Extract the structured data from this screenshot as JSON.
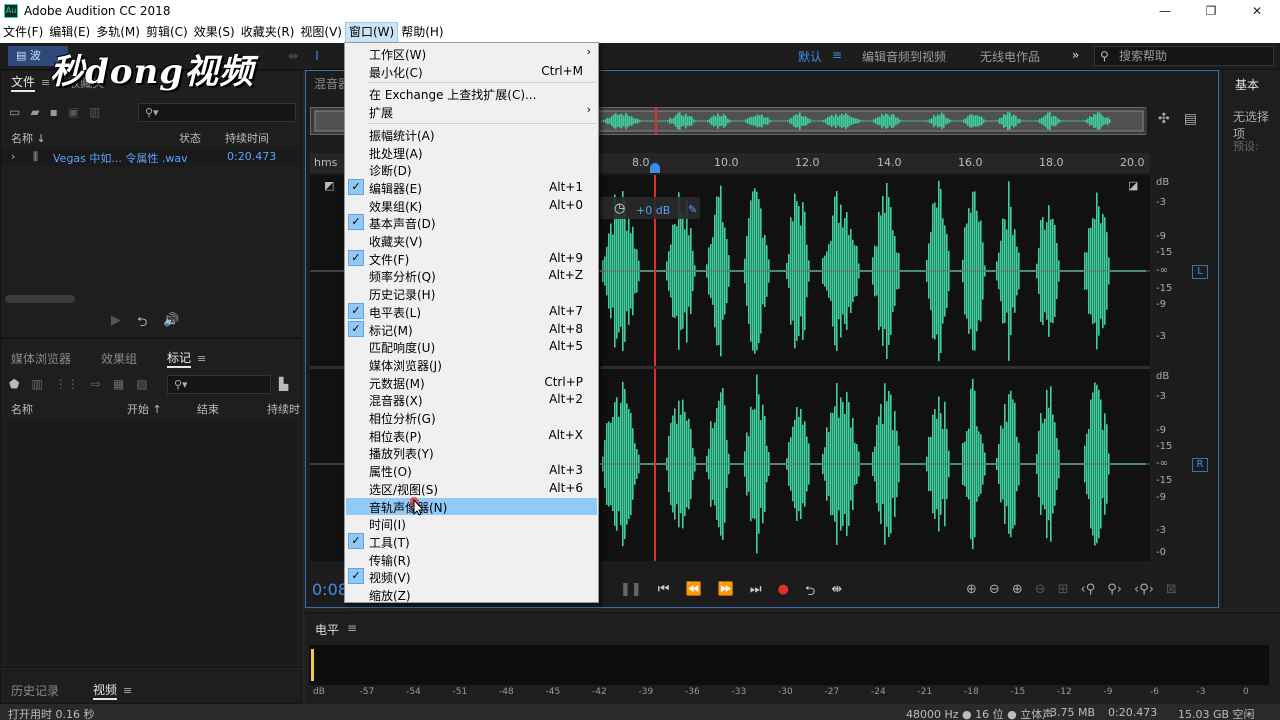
{
  "window": {
    "title": "Adobe Audition CC 2018",
    "controls": [
      "—",
      "❐",
      "✕"
    ]
  },
  "menubar": [
    "文件(F)",
    "编辑(E)",
    "多轨(M)",
    "剪辑(C)",
    "效果(S)",
    "收藏夹(R)",
    "视图(V)",
    "窗口(W)",
    "帮助(H)"
  ],
  "toolbar": {
    "wave_button": "波",
    "workspaces": [
      "默认",
      "编辑音频到视频",
      "无线电作品"
    ],
    "help_search": "搜索帮助"
  },
  "watermark": "秒dong视频",
  "files_panel": {
    "tabs": [
      "文件",
      "收藏夹"
    ],
    "columns": [
      "名称 ↓",
      "状态",
      "持续时间"
    ],
    "file": {
      "name": "Vegas 中如... 令属性 .wav",
      "duration": "0:20.473"
    }
  },
  "markers_panel": {
    "tabs": [
      "媒体浏览器",
      "效果组",
      "标记"
    ],
    "columns": [
      "名称",
      "开始 ↑",
      "结束",
      "持续时"
    ]
  },
  "history_panel": {
    "tabs": [
      "历史记录",
      "视频"
    ]
  },
  "editor": {
    "header": "混音器",
    "time_display": "0:08",
    "ruler_unit": "hms",
    "ruler_ticks": [
      "8.0",
      "10.0",
      "12.0",
      "14.0",
      "16.0",
      "18.0",
      "20.0"
    ],
    "hud_gain": "+0 dB",
    "db_labels_top": [
      "dB",
      "-3",
      "-9",
      "-15",
      "-∞",
      "-15",
      "-9",
      "-3"
    ],
    "db_labels_bottom": [
      "dB",
      "-3",
      "-9",
      "-15",
      "-∞",
      "-15",
      "-9",
      "-3",
      "-0"
    ],
    "channel_left": "L",
    "channel_right": "R",
    "waveform_color": "#3fd0a0"
  },
  "right_panel": {
    "title": "基本",
    "line1": "无选择项",
    "line2": "预设:"
  },
  "levels": {
    "title": "电平",
    "scale": [
      "dB",
      "-57",
      "-54",
      "-51",
      "-48",
      "-45",
      "-42",
      "-39",
      "-36",
      "-33",
      "-30",
      "-27",
      "-24",
      "-21",
      "-18",
      "-15",
      "-12",
      "-9",
      "-6",
      "-3",
      "0"
    ]
  },
  "status": {
    "left": "打开用时 0.16 秒",
    "sample": "48000 Hz ● 16 位 ● 立体声",
    "size": "3.75 MB",
    "duration": "0:20.473",
    "free": "15.03 GB 空闲"
  },
  "window_menu": {
    "items": [
      {
        "label": "工作区(W)",
        "submenu": "›"
      },
      {
        "label": "最小化(C)",
        "shortcut": "Ctrl+M"
      },
      {
        "label": "在 Exchange 上查找扩展(C)..."
      },
      {
        "label": "扩展",
        "submenu": "›"
      },
      {
        "label": "振幅统计(A)"
      },
      {
        "label": "批处理(A)"
      },
      {
        "label": "诊断(D)"
      },
      {
        "label": "编辑器(E)",
        "shortcut": "Alt+1",
        "checked": "✓"
      },
      {
        "label": "效果组(K)",
        "shortcut": "Alt+0"
      },
      {
        "label": "基本声音(D)",
        "checked": "✓"
      },
      {
        "label": "收藏夹(V)"
      },
      {
        "label": "文件(F)",
        "shortcut": "Alt+9",
        "checked": "✓"
      },
      {
        "label": "频率分析(Q)",
        "shortcut": "Alt+Z"
      },
      {
        "label": "历史记录(H)"
      },
      {
        "label": "电平表(L)",
        "shortcut": "Alt+7",
        "checked": "✓"
      },
      {
        "label": "标记(M)",
        "shortcut": "Alt+8",
        "checked": "✓"
      },
      {
        "label": "匹配响度(U)",
        "shortcut": "Alt+5"
      },
      {
        "label": "媒体浏览器(J)"
      },
      {
        "label": "元数据(M)",
        "shortcut": "Ctrl+P"
      },
      {
        "label": "混音器(X)",
        "shortcut": "Alt+2"
      },
      {
        "label": "相位分析(G)"
      },
      {
        "label": "相位表(P)",
        "shortcut": "Alt+X"
      },
      {
        "label": "播放列表(Y)"
      },
      {
        "label": "属性(O)",
        "shortcut": "Alt+3"
      },
      {
        "label": "选区/视图(S)",
        "shortcut": "Alt+6"
      },
      {
        "label": "音轨声像器(N)",
        "highlighted": true
      },
      {
        "label": "时间(I)"
      },
      {
        "label": "工具(T)",
        "checked": "✓"
      },
      {
        "label": "传输(R)"
      },
      {
        "label": "视频(V)",
        "checked": "✓"
      },
      {
        "label": "缩放(Z)"
      }
    ]
  }
}
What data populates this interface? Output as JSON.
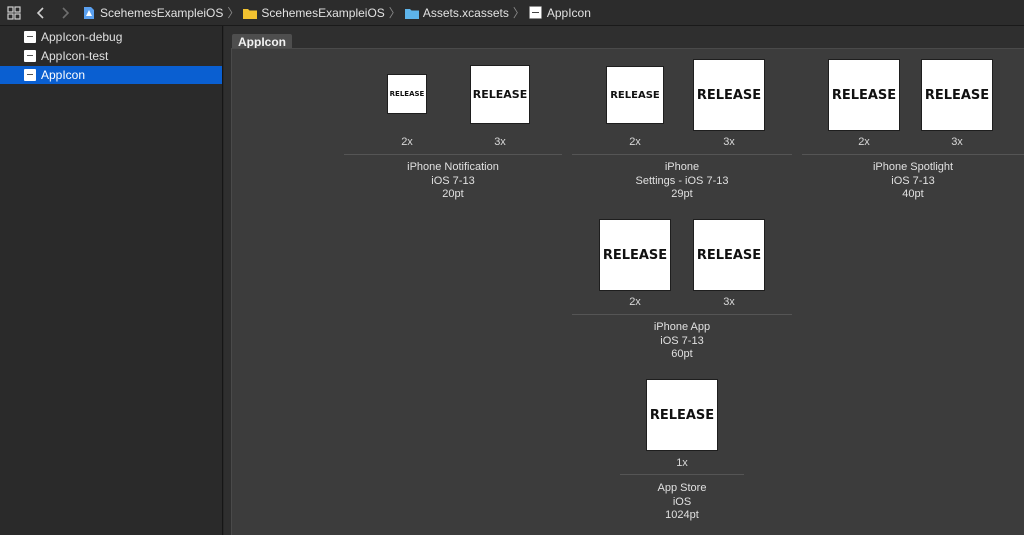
{
  "breadcrumbs": [
    {
      "label": "ScehemesExampleiOS",
      "icon": "project-file-icon"
    },
    {
      "label": "ScehemesExampleiOS",
      "icon": "folder-icon"
    },
    {
      "label": "Assets.xcassets",
      "icon": "asset-catalog-folder-icon"
    },
    {
      "label": "AppIcon",
      "icon": "appicon-set-icon"
    }
  ],
  "sidebar": {
    "items": [
      {
        "label": "AppIcon-debug",
        "selected": false
      },
      {
        "label": "AppIcon-test",
        "selected": false
      },
      {
        "label": "AppIcon",
        "selected": true
      }
    ]
  },
  "main": {
    "set_title": "AppIcon",
    "icon_text": "RELEASE",
    "groups": [
      {
        "name": "iPhone Notification",
        "caption": [
          "iPhone Notification",
          "iOS 7-13",
          "20pt"
        ],
        "slots": [
          {
            "scale": "2x"
          },
          {
            "scale": "3x"
          }
        ]
      },
      {
        "name": "iPhone Settings",
        "caption": [
          "iPhone",
          "Settings - iOS 7-13",
          "29pt"
        ],
        "slots": [
          {
            "scale": "2x"
          },
          {
            "scale": "3x"
          }
        ]
      },
      {
        "name": "iPhone Spotlight",
        "caption": [
          "iPhone Spotlight",
          "iOS 7-13",
          "40pt"
        ],
        "slots": [
          {
            "scale": "2x"
          },
          {
            "scale": "3x"
          }
        ]
      },
      {
        "name": "iPhone App",
        "caption": [
          "iPhone App",
          "iOS 7-13",
          "60pt"
        ],
        "slots": [
          {
            "scale": "2x"
          },
          {
            "scale": "3x"
          }
        ]
      },
      {
        "name": "App Store",
        "caption": [
          "App Store",
          "iOS",
          "1024pt"
        ],
        "slots": [
          {
            "scale": "1x"
          }
        ]
      }
    ]
  },
  "colors": {
    "selection": "#0a5fd1",
    "canvas": "#3c3c3c",
    "sidebar": "#2a2a2a"
  }
}
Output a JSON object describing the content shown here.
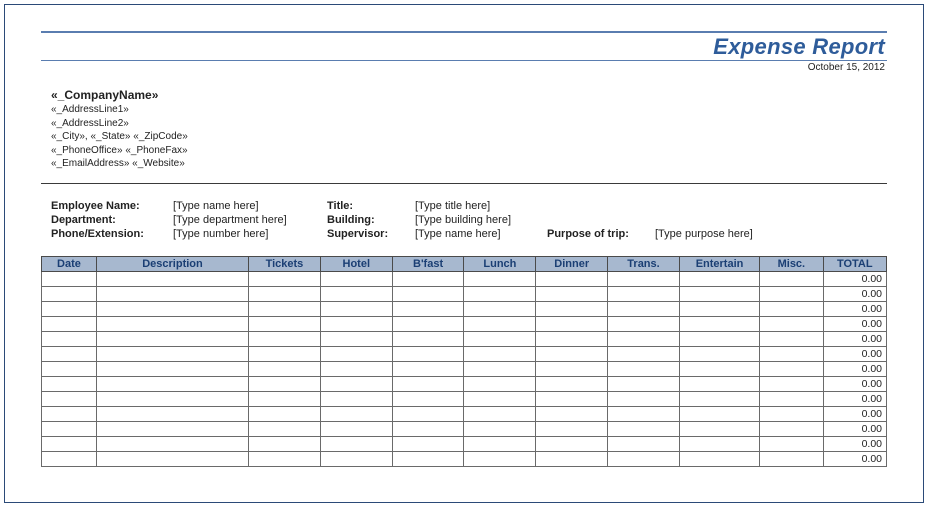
{
  "header": {
    "title": "Expense Report",
    "date": "October 15, 2012"
  },
  "company": {
    "name": "«_CompanyName»",
    "address1": "«_AddressLine1»",
    "address2": "«_AddressLine2»",
    "cityStateZip": "«_City», «_State»  «_ZipCode»",
    "phones": "«_PhoneOffice»  «_PhoneFax»",
    "emailWeb": "«_EmailAddress»  «_Website»"
  },
  "info": {
    "labels": {
      "employee": "Employee Name:",
      "department": "Department:",
      "phone": "Phone/Extension:",
      "title": "Title:",
      "building": "Building:",
      "supervisor": "Supervisor:",
      "purpose": "Purpose of trip:"
    },
    "placeholders": {
      "employee": "[Type name here]",
      "department": "[Type department here]",
      "phone": "[Type number here]",
      "title": "[Type title here]",
      "building": "[Type building here]",
      "supervisor": "[Type name here]",
      "purpose": "[Type purpose here]"
    }
  },
  "table": {
    "headers": {
      "date": "Date",
      "description": "Description",
      "tickets": "Tickets",
      "hotel": "Hotel",
      "bfast": "B'fast",
      "lunch": "Lunch",
      "dinner": "Dinner",
      "trans": "Trans.",
      "entertain": "Entertain",
      "misc": "Misc.",
      "total": "TOTAL"
    },
    "rows": [
      {
        "total": "0.00"
      },
      {
        "total": "0.00"
      },
      {
        "total": "0.00"
      },
      {
        "total": "0.00"
      },
      {
        "total": "0.00"
      },
      {
        "total": "0.00"
      },
      {
        "total": "0.00"
      },
      {
        "total": "0.00"
      },
      {
        "total": "0.00"
      },
      {
        "total": "0.00"
      },
      {
        "total": "0.00"
      },
      {
        "total": "0.00"
      },
      {
        "total": "0.00"
      }
    ]
  }
}
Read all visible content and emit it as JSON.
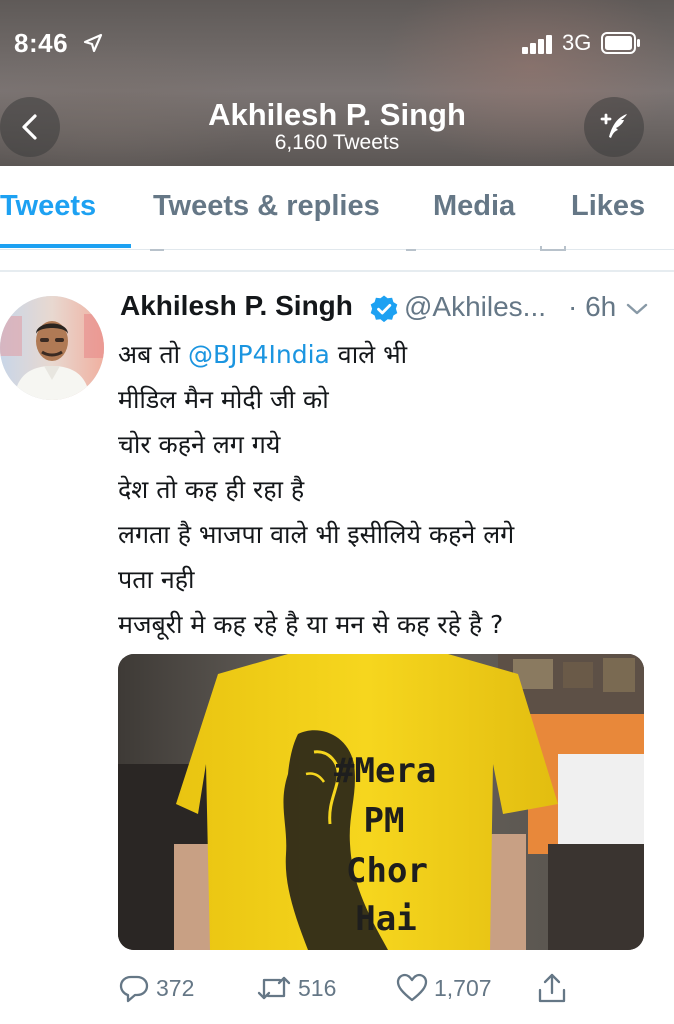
{
  "status_bar": {
    "time": "8:46",
    "network": "3G",
    "icons": [
      "location-arrow-icon",
      "signal-bars-icon",
      "battery-icon"
    ]
  },
  "header": {
    "name": "Akhilesh P. Singh",
    "tweet_count": "6,160 Tweets",
    "icons": [
      "back-chevron-icon",
      "compose-tweet-icon"
    ]
  },
  "tabs": [
    {
      "label": "Tweets",
      "active": true
    },
    {
      "label": "Tweets & replies",
      "active": false
    },
    {
      "label": "Media",
      "active": false
    },
    {
      "label": "Likes",
      "active": false
    }
  ],
  "tweet": {
    "author_name": "Akhilesh P. Singh",
    "handle": "@Akhiles...",
    "time": "· 6h",
    "verified": true,
    "text_prefix": "अब तो ",
    "mention": "@BJP4India",
    "text_suffix": " वाले भी",
    "lines": [
      "मीडिल मैन मोदी जी को",
      "चोर कहने लग गये",
      "देश तो कह ही रहा है",
      "लगता है भाजपा वाले भी इसीलिये कहने लगे",
      "पता नही",
      "मजबूरी मे कह रहे है या मन से कह रहे है ?"
    ],
    "image_shirt_text": [
      "#Mera",
      "PM",
      "Chor",
      "Hai"
    ],
    "actions": {
      "replies": "372",
      "retweets": "516",
      "likes": "1,707"
    }
  },
  "colors": {
    "accent": "#1da1f2",
    "mention": "#1b95e0",
    "secondary_text": "#657786",
    "verified": "#1da1f2",
    "shirt": "#f2d31c"
  }
}
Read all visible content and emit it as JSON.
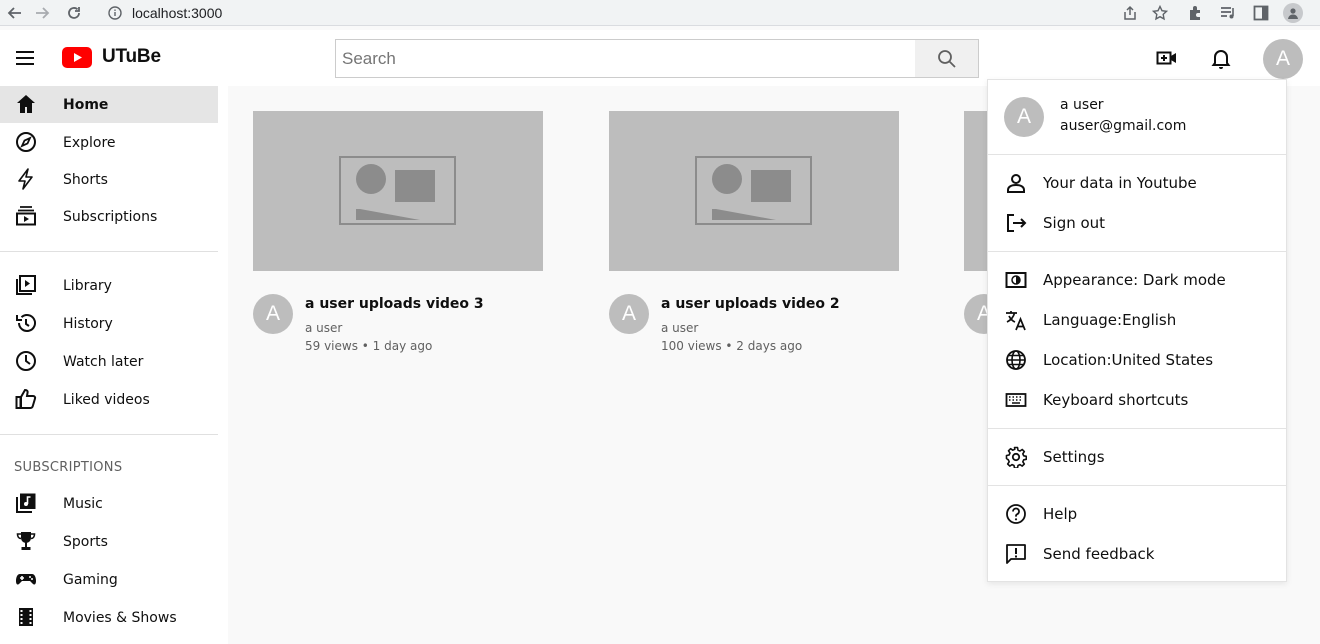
{
  "browser": {
    "url": "localhost:3000"
  },
  "header": {
    "logo_text": "UTuBe",
    "search_placeholder": "Search",
    "avatar_letter": "A"
  },
  "sidebar": {
    "items": [
      {
        "label": "Home",
        "icon": "home-icon"
      },
      {
        "label": "Explore",
        "icon": "compass-icon"
      },
      {
        "label": "Shorts",
        "icon": "bolt-icon"
      },
      {
        "label": "Subscriptions",
        "icon": "subscriptions-icon"
      },
      {
        "label": "Library",
        "icon": "library-icon"
      },
      {
        "label": "History",
        "icon": "history-icon"
      },
      {
        "label": "Watch later",
        "icon": "clock-icon"
      },
      {
        "label": "Liked videos",
        "icon": "thumbs-up-icon"
      },
      {
        "label": "Music",
        "icon": "music-icon"
      },
      {
        "label": "Sports",
        "icon": "trophy-icon"
      },
      {
        "label": "Gaming",
        "icon": "gamepad-icon"
      },
      {
        "label": "Movies & Shows",
        "icon": "film-icon"
      }
    ],
    "subscriptions_title": "SUBSCRIPTIONS"
  },
  "videos": [
    {
      "title": "a user uploads video 3",
      "channel": "a user",
      "stats": "59 views • 1 day ago",
      "avatar_letter": "A"
    },
    {
      "title": "a user uploads video 2",
      "channel": "a user",
      "stats": "100 views • 2 days ago",
      "avatar_letter": "A"
    },
    {
      "title": "",
      "channel": "",
      "stats": "",
      "avatar_letter": "A"
    }
  ],
  "account_menu": {
    "avatar_letter": "A",
    "name": "a user",
    "email": "auser@gmail.com",
    "items": [
      {
        "label": "Your data in Youtube",
        "icon": "person-icon"
      },
      {
        "label": "Sign out",
        "icon": "sign-out-icon"
      },
      {
        "label": "Appearance: Dark mode",
        "icon": "appearance-icon"
      },
      {
        "label": "Language:English",
        "icon": "translate-icon"
      },
      {
        "label": "Location:United States",
        "icon": "globe-icon"
      },
      {
        "label": "Keyboard shortcuts",
        "icon": "keyboard-icon"
      },
      {
        "label": "Settings",
        "icon": "gear-icon"
      },
      {
        "label": "Help",
        "icon": "help-icon"
      },
      {
        "label": "Send feedback",
        "icon": "feedback-icon"
      }
    ]
  },
  "colors": {
    "brand_red": "#ff0000",
    "placeholder_gray": "#bdbdbd",
    "active_bg": "#e5e5e5"
  }
}
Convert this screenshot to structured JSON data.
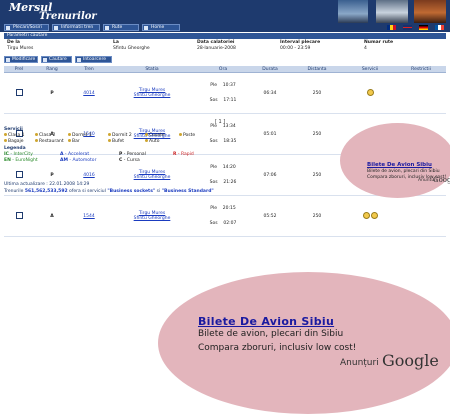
{
  "app": {
    "logo_line1": "Mersul",
    "logo_line2": "Trenurilor"
  },
  "nav": {
    "items": [
      {
        "label": "Plecari/Sosiri"
      },
      {
        "label": "Informatii tren"
      },
      {
        "label": "Rute"
      },
      {
        "label": "Home"
      }
    ],
    "flags": [
      "ro",
      "en",
      "de",
      "fr"
    ]
  },
  "search": {
    "section_title": "Parametri cautare",
    "params": [
      {
        "label": "De la",
        "value": "Tirgu Mures"
      },
      {
        "label": "La",
        "value": "Sfintu Gheorghe"
      },
      {
        "label": "Data calatoriei",
        "value": "28-Ianuarie-2008"
      },
      {
        "label": "Interval plecare",
        "value": "00:00  -  23:59"
      },
      {
        "label": "Numar rute",
        "value": "4"
      }
    ],
    "buttons": [
      {
        "label": "Modificare"
      },
      {
        "label": "Cautare"
      },
      {
        "label": "Intoarcere"
      }
    ]
  },
  "results": {
    "headers": [
      "Prel",
      "Rang",
      "Tren",
      "Statia",
      "Ora",
      "Durata",
      "Distanta",
      "Servicii",
      "Restrictii"
    ],
    "rows": [
      {
        "rang": "P",
        "tren": "4014",
        "statia_1": "Tirgu Mures",
        "statia_2": "Sfintu Gheorghe",
        "ora_1": "Ple    10:37",
        "ora_2": "Sos    17:11",
        "durata": "06:34",
        "distanta": "250",
        "servicii": 1
      },
      {
        "rang": "A",
        "tren": "1540",
        "statia_1": "Tirgu Mures",
        "statia_2": "Sfintu Gheorghe",
        "ora_1": "Ple    13:34",
        "ora_2": "Sos    18:35",
        "durata": "05:01",
        "distanta": "250",
        "servicii": 2
      },
      {
        "rang": "P",
        "tren": "4016",
        "statia_1": "Tirgu Mures",
        "statia_2": "Sfintu Gheorghe",
        "ora_1": "Ple    14:20",
        "ora_2": "Sos    21:26",
        "durata": "07:06",
        "distanta": "250",
        "servicii": 1
      },
      {
        "rang": "A",
        "tren": "1544",
        "statia_1": "Tirgu Mures",
        "statia_2": "Sfintu Gheorghe",
        "ora_1": "Ple    20:15",
        "ora_2": "Sos    02:07",
        "durata": "05:52",
        "distanta": "250",
        "servicii": 2
      }
    ],
    "pager": "[ 1 ]"
  },
  "services_legend": {
    "title": "Servicii",
    "items": [
      "Clasa 1",
      "Clasa 2",
      "Dormit 1",
      "Dormit 2",
      "Cusete",
      "Poste",
      "Bagaje",
      "Restaurant",
      "Bar",
      "Bufet",
      "Auto"
    ]
  },
  "legend": {
    "title": "Legenda",
    "items": [
      {
        "code": "IC",
        "text": "- InterCity"
      },
      {
        "code": "A",
        "text": "- Accelerat"
      },
      {
        "code": "P",
        "text": "- Personal"
      },
      {
        "code": "R",
        "text": "- Rapid"
      },
      {
        "code": "EN",
        "text": "- EuroNight"
      },
      {
        "code": "AM",
        "text": "- Automotor"
      },
      {
        "code": "C",
        "text": "- Cursa"
      }
    ]
  },
  "footer": {
    "updated": "Ultima actualizare : 22.01.2008 14:29",
    "note_prefix": "Trenurile ",
    "note_highlight": "561,562,533,592",
    "note_middle": " ofera si serviciul ",
    "service_1": "\"Business sockets\"",
    "note_and": " si ",
    "service_2": "\"Business Standard\""
  },
  "ad_small": {
    "title": "Bilete De Avion Sibiu",
    "line1": "Bilete de avion, plecari din Sibiu",
    "line2": "Compara zboruri, inclusiv low cost!",
    "by": "Anunturi",
    "brand": "Google"
  },
  "ad_large": {
    "title": "Bilete De Avion Sibiu",
    "line1": "Bilete de avion, plecari din Sibiu",
    "line2": "Compara zboruri, inclusiv low cost!",
    "by": "Anunțuri",
    "brand": "Google"
  }
}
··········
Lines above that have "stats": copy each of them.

      "stats": "59 views • 1 day ago",
      "stats": "100 views • 2 days ago",
      "stats": "",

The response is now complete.